Management By Objectives (MBO), was first introduced by Peter Drucker in 1954 in his book, The Practice of Management. By 1960s and 1970s, MBO became the no 1 buzzword of management practices and some form of a panacea for management ills. Most importantly, MBO has, for the first time, introduced significant changes to the command-control top down management system practiced at that time.
Not that the Command & Control company system did not have any goals and objectives. It did. Whatever the period of origin, all companies and organizations had goals and even managed processes so that they achieved them. However, MBO framework had managed to slot the goal setting through ‘direction’ for the organization by developing an organizational role and mission statement, specific objectives and action plans for each member in a participative decision making style. Further, MBO established key results and/or performance standards for each objective with periodic measurement/assessment of the status or outcome of the goals and objectives.
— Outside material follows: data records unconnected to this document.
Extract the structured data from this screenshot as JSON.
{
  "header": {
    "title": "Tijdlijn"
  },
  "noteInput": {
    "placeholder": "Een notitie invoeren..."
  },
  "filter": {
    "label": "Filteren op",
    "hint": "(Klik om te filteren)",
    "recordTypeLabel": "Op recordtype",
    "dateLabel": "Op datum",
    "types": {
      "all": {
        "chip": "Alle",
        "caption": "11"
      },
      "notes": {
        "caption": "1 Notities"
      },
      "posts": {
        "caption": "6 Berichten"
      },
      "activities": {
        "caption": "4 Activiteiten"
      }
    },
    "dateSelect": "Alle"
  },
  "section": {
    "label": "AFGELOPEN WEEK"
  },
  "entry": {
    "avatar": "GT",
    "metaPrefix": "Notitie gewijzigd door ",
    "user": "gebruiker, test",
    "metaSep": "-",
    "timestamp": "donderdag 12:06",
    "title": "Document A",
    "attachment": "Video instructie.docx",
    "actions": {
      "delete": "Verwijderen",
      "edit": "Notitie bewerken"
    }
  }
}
In setting Goals, MBO adheres to SMART (Specific, Measurable, Achievable, Realistic and Time related) methodology so that the goals are valid.
Nevertheless, today the MBO framework has undergone significant changes from its original ‘driver of change’ outlook to a ‘goal setting and a performance appraisal system’ and then the most recent adaptation being the ‘project management framework’.
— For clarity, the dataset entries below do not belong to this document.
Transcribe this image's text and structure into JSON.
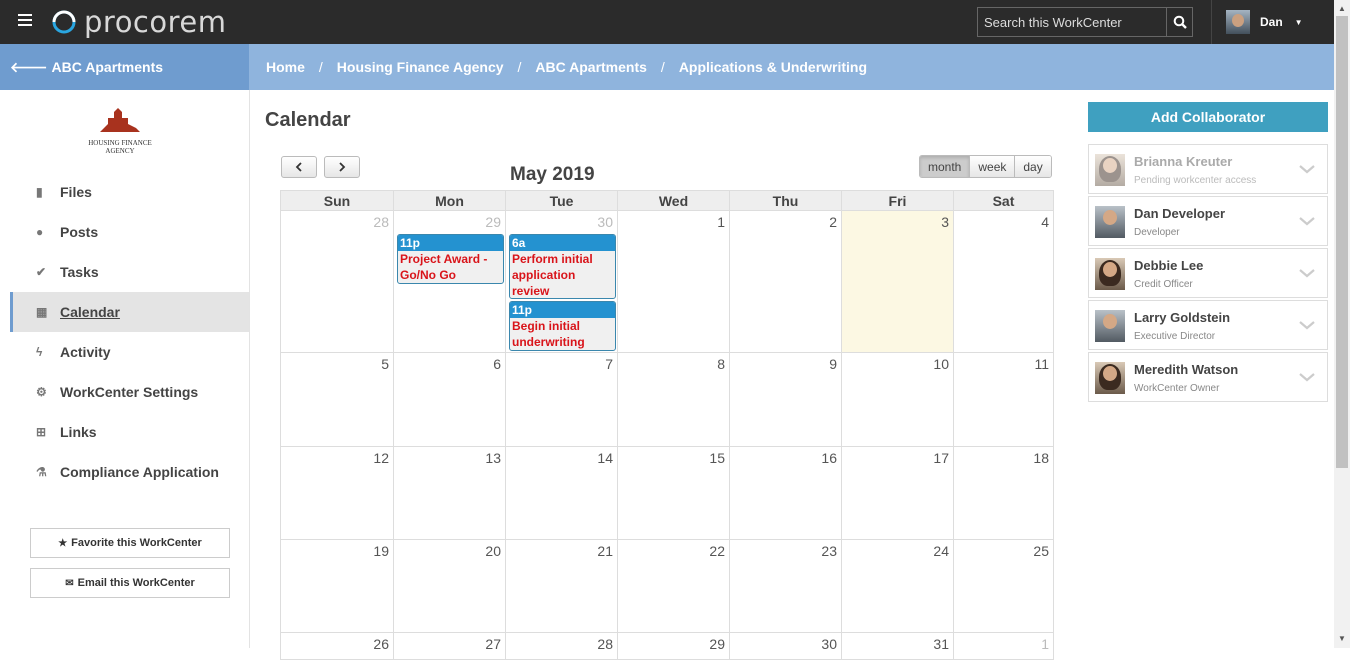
{
  "app": {
    "logo_text": "procorem",
    "search_placeholder": "Search this WorkCenter",
    "user_name": "Dan"
  },
  "subnav": {
    "back_label": "ABC Apartments",
    "breadcrumb": [
      "Home",
      "Housing Finance Agency",
      "ABC Apartments",
      "Applications & Underwriting"
    ]
  },
  "sidebar": {
    "org_name": "HOUSING FINANCE AGENCY",
    "items": [
      {
        "label": "Files",
        "icon": "file-icon"
      },
      {
        "label": "Posts",
        "icon": "comments-icon"
      },
      {
        "label": "Tasks",
        "icon": "check-icon"
      },
      {
        "label": "Calendar",
        "icon": "calendar-icon",
        "active": true
      },
      {
        "label": "Activity",
        "icon": "bolt-icon"
      },
      {
        "label": "WorkCenter Settings",
        "icon": "gear-icon"
      },
      {
        "label": "Links",
        "icon": "sitemap-icon"
      },
      {
        "label": "Compliance Application",
        "icon": "flask-icon"
      }
    ],
    "favorite_label": "Favorite this WorkCenter",
    "email_label": "Email this WorkCenter"
  },
  "main": {
    "title": "Calendar",
    "month_title": "May 2019",
    "views": [
      "month",
      "week",
      "day"
    ],
    "active_view": "month",
    "days_of_week": [
      "Sun",
      "Mon",
      "Tue",
      "Wed",
      "Thu",
      "Fri",
      "Sat"
    ],
    "weeks": [
      [
        "28",
        "29",
        "30",
        "1",
        "2",
        "3",
        "4"
      ],
      [
        "5",
        "6",
        "7",
        "8",
        "9",
        "10",
        "11"
      ],
      [
        "12",
        "13",
        "14",
        "15",
        "16",
        "17",
        "18"
      ],
      [
        "19",
        "20",
        "21",
        "22",
        "23",
        "24",
        "25"
      ],
      [
        "26",
        "27",
        "28",
        "29",
        "30",
        "31",
        "1"
      ]
    ],
    "events": [
      {
        "time": "11p",
        "title": "Project Award - Go/No Go"
      },
      {
        "time": "6a",
        "title": "Perform initial application review"
      },
      {
        "time": "11p",
        "title": "Begin initial underwriting"
      }
    ]
  },
  "collaborators": {
    "add_label": "Add Collaborator",
    "people": [
      {
        "name": "Brianna Kreuter",
        "role": "Pending workcenter access"
      },
      {
        "name": "Dan Developer",
        "role": "Developer"
      },
      {
        "name": "Debbie Lee",
        "role": "Credit Officer"
      },
      {
        "name": "Larry Goldstein",
        "role": "Executive Director"
      },
      {
        "name": "Meredith Watson",
        "role": "WorkCenter Owner"
      }
    ]
  },
  "colors": {
    "topbar": "#2b2b2b",
    "subbar": "#8fb4dd",
    "accent": "#3fa0c0",
    "event_header": "#2492d0",
    "event_text": "#d9141a",
    "today": "#fcf8e3"
  }
}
Heinz Weighrich and Harold Koonz define MBO as “a comprehensive managerial system that integrates many key managerial activities in a systematic manner, consciously directed towards the effective and efficient achievement of organizational and individual objectives.” And by its general outlook, MBO is a system aimed at achieving objectives of the organization, facilitating employee participation and making them more committed to the organization. It emphasizes clarity and balancing of organizational objectives and the participation of managers and subordinates with accountability for results.
Originally, MBO was born as a ‘driver of change’ and ‘enabler of corporate mission.’ Hence before explaining what I feel about the concept, it is important to briefly clarify what changes were brought by the MBO process to the then existing command control system.
In the command-control top down management system, organizational objectives are set by the top management and ‘handed down’ for activities/functional silos to achieve them. There was no consultation with the employees in the formulation of objectives. The objectives were often broad, general and organization-wise, rather than silos based. At times they specify an explicit time period (for goal achievement) but no “agreed system of feedback” back to the top management was seen. MBO changed this practice by introducing participatory objective setting by both the employee and the employer through the concept “Cascading Organizational Goals and Objectives.” Goals and objectives were set on all levels -strategic, tactical and operational- specifically. These collated objectives were a result of individual organization-wide member objectives where specific goals for each member has been identified with the input and agreement of each member. An explicit time period is also agreed upon to achieve the set objectives. The process is not complete unless feedback and evaluation is performed so that in the next wave, the process is improved and made more realistic. In setting Goals, MBO adheres to SMART (Specific, Measurable, Achievable, Realistic and Time related) methodology so that the goals are valid. In the command control organizational structure however, SMART was not methodologically applied.
Since its introduction in 1954, MBO concept has come a long way- from its original ‘driver of change’ outlook to a ‘goal setting and a performance appraisal system’ and then the most recent adaptation being the ‘project management...